Overall, migrating to Hashnode is a relatively low investment, low risk migration.

If you like the sound of this and want to migrate your WordPress blog to Hashnode, you can use some handy scripts I created.

Sandeep Panda's photo

Hi 👋 welcome to Hashnode!

We are going to revamp our APIs and document them properly this week.

I think it took some time to issue the certs because there were too many failed validations for your domain since Cloudflare was not bypassed after adding DNS records. We are making some changes to our platform which will help us catch these mistakes early on and prompt our users to correct the config.

Show +5 replies
Sandeep Panda's photo

Hey Tina Just checking - is the problem resolved? If not, happy to dig deeper. :)

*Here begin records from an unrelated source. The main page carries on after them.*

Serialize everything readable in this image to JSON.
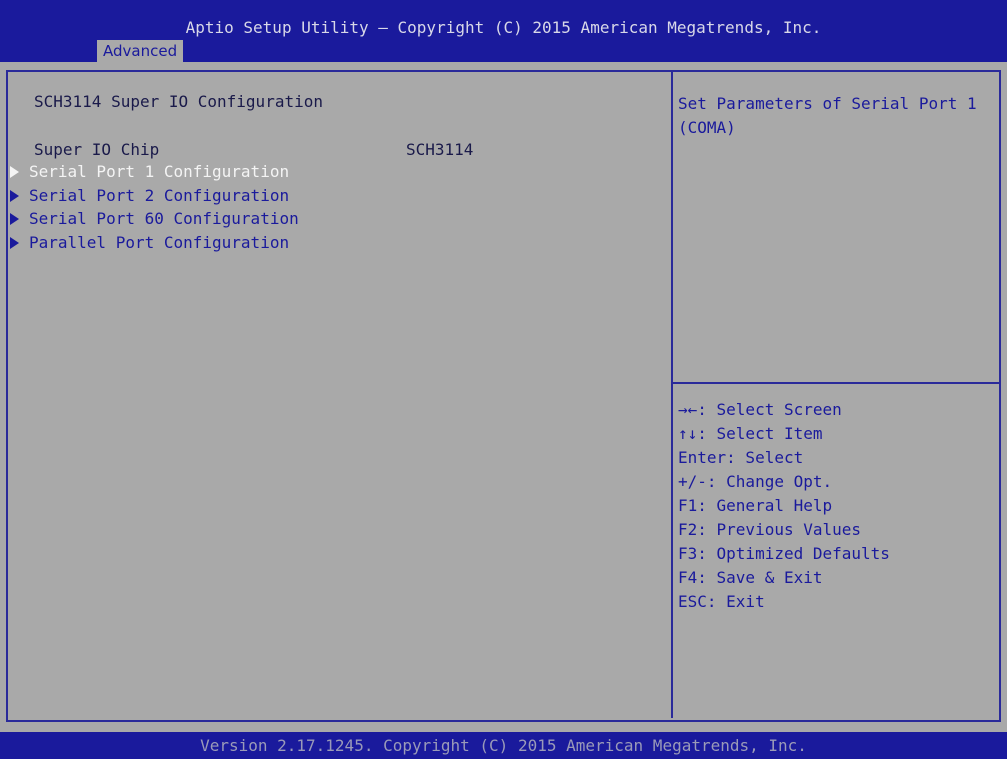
{
  "header": {
    "title": "Aptio Setup Utility – Copyright (C) 2015 American Megatrends, Inc.",
    "active_tab": "Advanced"
  },
  "main": {
    "section_title": "SCH3114 Super IO Configuration",
    "chip_label": "Super IO Chip",
    "chip_value": "SCH3114",
    "menu_items": [
      {
        "label": "Serial Port 1 Configuration",
        "selected": true
      },
      {
        "label": "Serial Port 2 Configuration",
        "selected": false
      },
      {
        "label": "Serial Port 60 Configuration",
        "selected": false
      },
      {
        "label": "Parallel Port Configuration",
        "selected": false
      }
    ]
  },
  "help": {
    "text": "Set Parameters of Serial Port 1 (COMA)",
    "keys": [
      "→←: Select Screen",
      "↑↓: Select Item",
      "Enter: Select",
      "+/-: Change Opt.",
      "F1: General Help",
      "F2: Previous Values",
      "F3: Optimized Defaults",
      "F4: Save & Exit",
      "ESC: Exit"
    ]
  },
  "footer": {
    "text": "Version 2.17.1245. Copyright (C) 2015 American Megatrends, Inc."
  },
  "colors": {
    "title_bar": "#1a1a9c",
    "background": "#a9a9a9",
    "selected_text": "#f4f4f4",
    "item_text": "#1a1a9c"
  }
}
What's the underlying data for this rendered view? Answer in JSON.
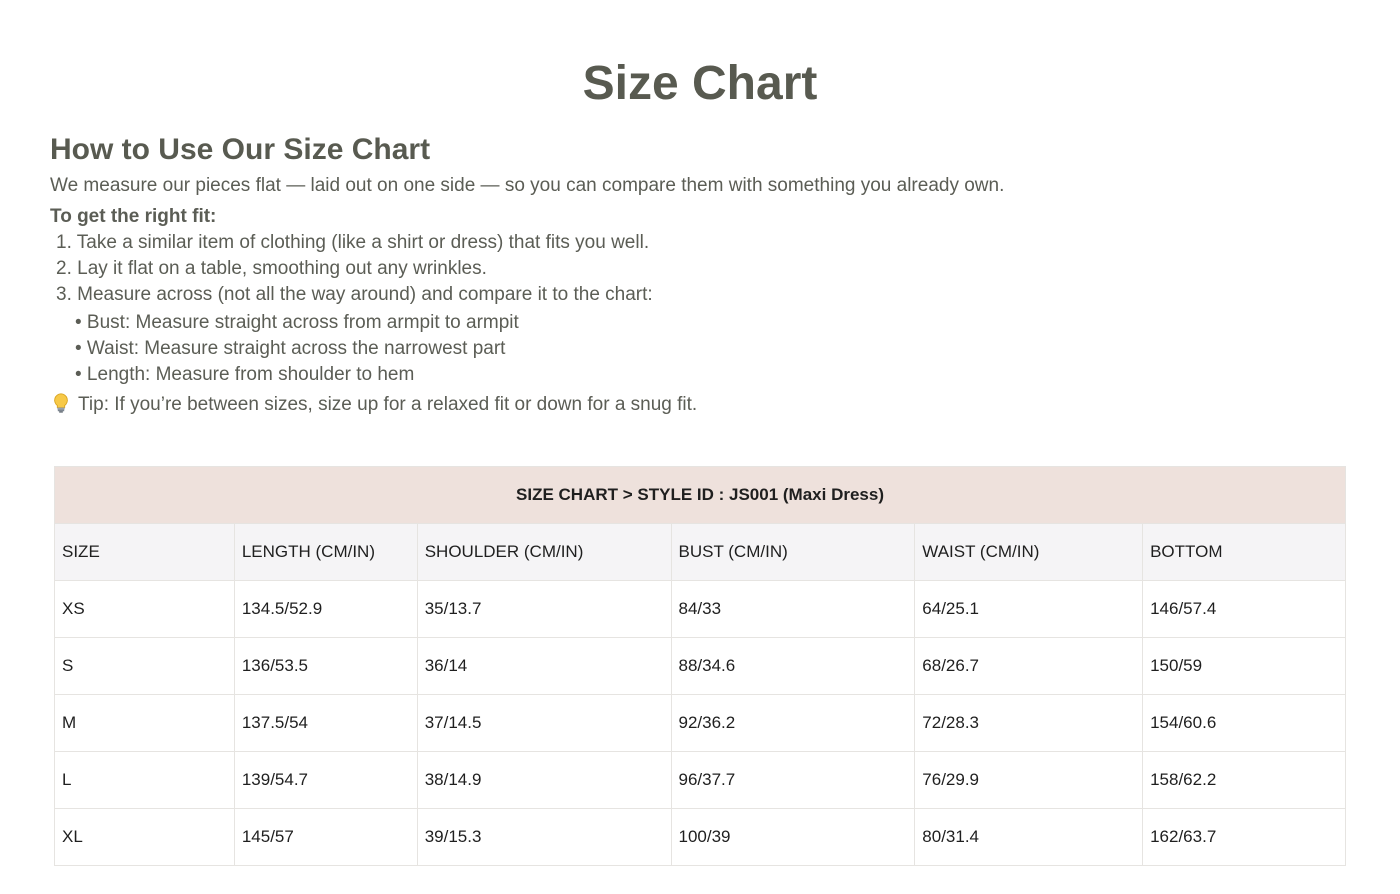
{
  "page": {
    "title": "Size Chart"
  },
  "guide": {
    "heading": "How to Use Our Size Chart",
    "intro": "We measure our pieces flat — laid out on one side — so you can compare them with something you already own.",
    "fit_label": "To get the right fit:",
    "steps": [
      "1. Take a similar item of clothing (like a shirt or dress) that fits you well.",
      "2. Lay it flat on a table, smoothing out any wrinkles.",
      "3. Measure across (not all the way around) and compare it to the chart:"
    ],
    "bullets": [
      "• Bust: Measure straight across from armpit to armpit",
      "• Waist: Measure straight across the narrowest part",
      "• Length: Measure from shoulder to hem"
    ],
    "tip_icon": "lightbulb-icon",
    "tip": "Tip: If you’re between sizes, size up for a relaxed fit or down for a snug fit."
  },
  "table": {
    "caption": "SIZE CHART > STYLE ID : JS001 (Maxi Dress)",
    "headers": [
      "SIZE",
      "LENGTH (CM/IN)",
      "SHOULDER (CM/IN)",
      "BUST (CM/IN)",
      "WAIST (CM/IN)",
      "BOTTOM"
    ],
    "rows": [
      [
        "XS",
        "134.5/52.9",
        "35/13.7",
        "84/33",
        "64/25.1",
        "146/57.4"
      ],
      [
        "S",
        "136/53.5",
        "36/14",
        "88/34.6",
        "68/26.7",
        "150/59"
      ],
      [
        "M",
        "137.5/54",
        "37/14.5",
        "92/36.2",
        "72/28.3",
        "154/60.6"
      ],
      [
        "L",
        "139/54.7",
        "38/14.9",
        "96/37.7",
        "76/29.9",
        "158/62.2"
      ],
      [
        "XL",
        "145/57",
        "39/15.3",
        "100/39",
        "80/31.4",
        "162/63.7"
      ]
    ]
  },
  "colors": {
    "title_text": "#585a50",
    "body_text": "#5b5d55",
    "caption_bg": "#eee1dc",
    "header_bg": "#f5f4f6",
    "border": "#e6e4e1"
  }
}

Tina Holly's photo

Sandeep Panda Thanks for checking in. It looks like if I copy/paste it multiple times, it works subsequent times. Perhaps it's a redirection or timeout issue. I've only tested on Facebook. It's sufficient for now, I'll just keep it in mind to try multiple times if it doesn't show the first time. Thanks for verifying.

Bolaji Ayodeji's photo

This is really amazing, I'm really glad to see that you're happy with the migration to Hashnode 🤩

Thank you for sharing the process. I'll be happy to get some feedback on your experience so far and some functionalities you think we should add to our APIs.

Show +2 replies
Tina Holly's photo

Bolaji Ayodeji that’s so great to hear!

Also adding the ability to query my posts and get more than just 6 items. Pagination isn’t documented in the GraphQL API for the query user —> publications —> posts. Once your team adds support for historical post dates in the API, I’d like to query my Hashnode posts, match them with my old post data, and update the published date so that it’s accurate.

Bolaji Ayodeji's photo

I've noted this Tina Holly, once we release the new version, we'll ensure to document officially.

Thank you once again :)

Edidiong Asikpo's photo

Welcome to Hashnode. I can't wait to read your articles.

Vamsi Rao's photo

This is really helpful for the community. Thanks for sharing!

Tina Holly's photo

Thanks Vamsi Rao! I was looking for such an article when I started and didn’t find one so I thought I’d make one after figuring it out! 🙃